"We were going through a rough patch when my oldest was about 9 months old. We had used 'the D word' a couple of times, once shortly before I went away for a bachelorette weekend. Normally my mother-in-law would have come to help with the baby, but she was away that weekend, too. I'm so thankful she was, because without having someone there to basically do everything for him, my husband saw just how much is required to care for a child. He'd been slacking pretty hard before then, but having to do everything on his own, along with our talk of divorce was his 'come to Jesus' moment. We had a really great talk after that experience and he's been great ever since."
"I'm a pretty data, schedule driven person, so I have put together a pretty detailed task list, divided it up and emailed it. That worked for a while, but my husband's work schedule is sometimes intense and some of his task, he physically wasn't there to do. I've found now that just asking works really well. He doesn't always see or realize what needs to be done, but he will do what I ask him to do."
"My husband is really egalitarian, so we are equal contributors for the most part with parenting and relationship. Of course, they always want mommy more, but that is not his fault! With the household stuff, we accepted our limitations and outsourced!"

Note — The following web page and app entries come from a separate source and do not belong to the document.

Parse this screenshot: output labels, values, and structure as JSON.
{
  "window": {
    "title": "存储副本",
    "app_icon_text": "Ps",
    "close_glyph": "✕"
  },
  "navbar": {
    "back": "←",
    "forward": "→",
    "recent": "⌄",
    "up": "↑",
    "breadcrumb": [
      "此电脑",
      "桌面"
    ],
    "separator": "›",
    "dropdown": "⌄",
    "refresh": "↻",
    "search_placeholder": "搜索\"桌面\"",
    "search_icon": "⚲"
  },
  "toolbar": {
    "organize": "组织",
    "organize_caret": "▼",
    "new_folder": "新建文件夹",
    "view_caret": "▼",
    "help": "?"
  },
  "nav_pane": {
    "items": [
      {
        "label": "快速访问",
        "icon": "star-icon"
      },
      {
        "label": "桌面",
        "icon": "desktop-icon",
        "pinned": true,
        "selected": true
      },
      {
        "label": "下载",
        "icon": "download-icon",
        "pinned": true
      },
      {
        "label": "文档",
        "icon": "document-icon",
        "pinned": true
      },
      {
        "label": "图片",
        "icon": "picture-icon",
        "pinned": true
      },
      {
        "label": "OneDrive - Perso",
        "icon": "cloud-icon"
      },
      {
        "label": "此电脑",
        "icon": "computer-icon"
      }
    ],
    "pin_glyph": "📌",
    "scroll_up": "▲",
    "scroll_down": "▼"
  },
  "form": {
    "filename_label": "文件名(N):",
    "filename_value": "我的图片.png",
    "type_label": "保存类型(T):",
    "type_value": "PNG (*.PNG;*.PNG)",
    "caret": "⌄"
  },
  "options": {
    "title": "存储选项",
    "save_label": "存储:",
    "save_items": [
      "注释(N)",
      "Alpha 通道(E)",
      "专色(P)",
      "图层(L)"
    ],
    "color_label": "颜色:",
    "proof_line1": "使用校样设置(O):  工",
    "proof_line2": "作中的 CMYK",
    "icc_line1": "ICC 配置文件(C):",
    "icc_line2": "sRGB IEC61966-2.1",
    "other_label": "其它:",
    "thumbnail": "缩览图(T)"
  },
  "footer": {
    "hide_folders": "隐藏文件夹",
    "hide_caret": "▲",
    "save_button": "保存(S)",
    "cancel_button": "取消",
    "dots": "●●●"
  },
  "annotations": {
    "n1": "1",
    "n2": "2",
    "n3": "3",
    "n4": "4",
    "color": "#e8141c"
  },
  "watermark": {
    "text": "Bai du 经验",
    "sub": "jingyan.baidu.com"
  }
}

"Well, my spouse is actually a neater person than me, so I sometimes feel like I need to catch up to him when it comes to my fair share of helping around the house. Way, way back before our son arrived, we briefly tried keeping a chore chart, which ultimately went out the window. Though we've lived together for more than ten years, so the way we handle household duties has evolved, and I'm sure it will continue to change given our kids' ages and our jobs and lifestyle, etc."
"I actually didn't do anything. His dad actually pulled him aside and told him to man up. I'm pretty sure he did this after my mother-in-law noticed how much I was taking on and mentioned something to him. It didn't even strike me I should be asking for help. I don't know why, but it just didn't, but they saw I needed [my partner] to share the load a bit more. [My partner] was so embarrassed and, I think, a little ashamed, that his dad called him out. I love my in-laws. (Now there's a good team.) "
"With us, my schedule sends everyone else out of whack (rotating shift work, continuously changing what shifts, what hours of the day each week) ... [which means] I work 24/7 shifts. So having a schedule written out at least a month ahead of time is a must. On days/nights when I'm at work, he has to pick up the kids and do dinner (even if that means mac and cheese or cereal for dinner). We talk, and I usually have to remind because hello, there is 45,8634 things going on each week. He's a great contributor!"
"I actually asked. It was that simple. I realized not telling him on principle because 'he should know' was making me kind of miserable. It took me a while to get there and realize that he was never going to 'just know' that something needed to be done, at least not at first. His priorities were different from mine. He needed a jump start for us to be on the same page, so I just started asking for help. Eventually it mostly became habit for him and he did 'just know.' Sometimes I still have to remind him of things I think are very basic, but it's much better to be kind of annoyed and ask for help than huff and puff and wait around for him to get it on his own."